Activity: Scan the entries below and tally the lines that include "this". Return nothing but the tally.
═════ Materials provided ═════
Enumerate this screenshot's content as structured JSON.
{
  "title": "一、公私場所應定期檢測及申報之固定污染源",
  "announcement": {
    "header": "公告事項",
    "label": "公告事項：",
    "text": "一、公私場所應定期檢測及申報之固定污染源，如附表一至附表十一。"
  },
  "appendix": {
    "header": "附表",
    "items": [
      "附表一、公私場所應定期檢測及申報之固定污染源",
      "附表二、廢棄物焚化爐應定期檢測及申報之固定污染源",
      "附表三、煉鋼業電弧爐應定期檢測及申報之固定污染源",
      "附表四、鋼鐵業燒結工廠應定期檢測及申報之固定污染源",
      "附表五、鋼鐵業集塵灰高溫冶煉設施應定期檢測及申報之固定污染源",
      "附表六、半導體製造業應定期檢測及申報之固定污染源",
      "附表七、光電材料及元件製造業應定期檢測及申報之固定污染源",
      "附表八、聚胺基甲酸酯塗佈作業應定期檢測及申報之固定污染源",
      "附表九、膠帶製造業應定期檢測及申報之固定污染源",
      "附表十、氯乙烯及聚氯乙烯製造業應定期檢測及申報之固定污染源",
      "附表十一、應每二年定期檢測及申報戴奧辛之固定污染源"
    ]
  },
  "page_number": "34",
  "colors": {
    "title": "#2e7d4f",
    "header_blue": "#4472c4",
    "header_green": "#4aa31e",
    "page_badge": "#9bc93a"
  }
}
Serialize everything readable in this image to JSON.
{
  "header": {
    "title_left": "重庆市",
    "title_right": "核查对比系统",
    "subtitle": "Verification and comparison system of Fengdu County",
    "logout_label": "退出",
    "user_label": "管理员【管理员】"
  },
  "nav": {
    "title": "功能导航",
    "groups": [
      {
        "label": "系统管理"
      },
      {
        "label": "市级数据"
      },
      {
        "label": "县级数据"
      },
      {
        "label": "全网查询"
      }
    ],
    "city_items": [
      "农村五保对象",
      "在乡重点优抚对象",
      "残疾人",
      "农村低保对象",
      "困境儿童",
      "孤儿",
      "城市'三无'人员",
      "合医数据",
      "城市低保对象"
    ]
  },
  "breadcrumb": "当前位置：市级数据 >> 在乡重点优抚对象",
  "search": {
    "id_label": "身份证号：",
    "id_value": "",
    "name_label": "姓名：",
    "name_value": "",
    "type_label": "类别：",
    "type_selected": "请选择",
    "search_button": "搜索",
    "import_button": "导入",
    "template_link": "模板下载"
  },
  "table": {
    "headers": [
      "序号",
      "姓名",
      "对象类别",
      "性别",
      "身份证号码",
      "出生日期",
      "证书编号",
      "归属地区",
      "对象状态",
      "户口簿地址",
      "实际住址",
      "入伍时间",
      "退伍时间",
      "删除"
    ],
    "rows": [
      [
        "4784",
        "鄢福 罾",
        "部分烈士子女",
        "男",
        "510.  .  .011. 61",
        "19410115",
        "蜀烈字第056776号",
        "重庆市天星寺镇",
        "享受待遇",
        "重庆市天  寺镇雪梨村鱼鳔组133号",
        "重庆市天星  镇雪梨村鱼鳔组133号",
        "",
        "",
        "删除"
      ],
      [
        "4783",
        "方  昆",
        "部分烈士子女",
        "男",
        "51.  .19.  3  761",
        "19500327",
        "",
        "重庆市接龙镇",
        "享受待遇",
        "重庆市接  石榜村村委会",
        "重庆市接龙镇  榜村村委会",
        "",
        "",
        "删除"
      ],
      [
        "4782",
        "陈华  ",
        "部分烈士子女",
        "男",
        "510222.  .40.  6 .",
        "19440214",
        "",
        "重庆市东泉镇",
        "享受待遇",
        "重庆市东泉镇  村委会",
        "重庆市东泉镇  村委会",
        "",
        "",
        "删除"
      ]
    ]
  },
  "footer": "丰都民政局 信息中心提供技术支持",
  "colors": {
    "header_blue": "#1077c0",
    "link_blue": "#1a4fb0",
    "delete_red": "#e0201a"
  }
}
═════
Problem solution: 2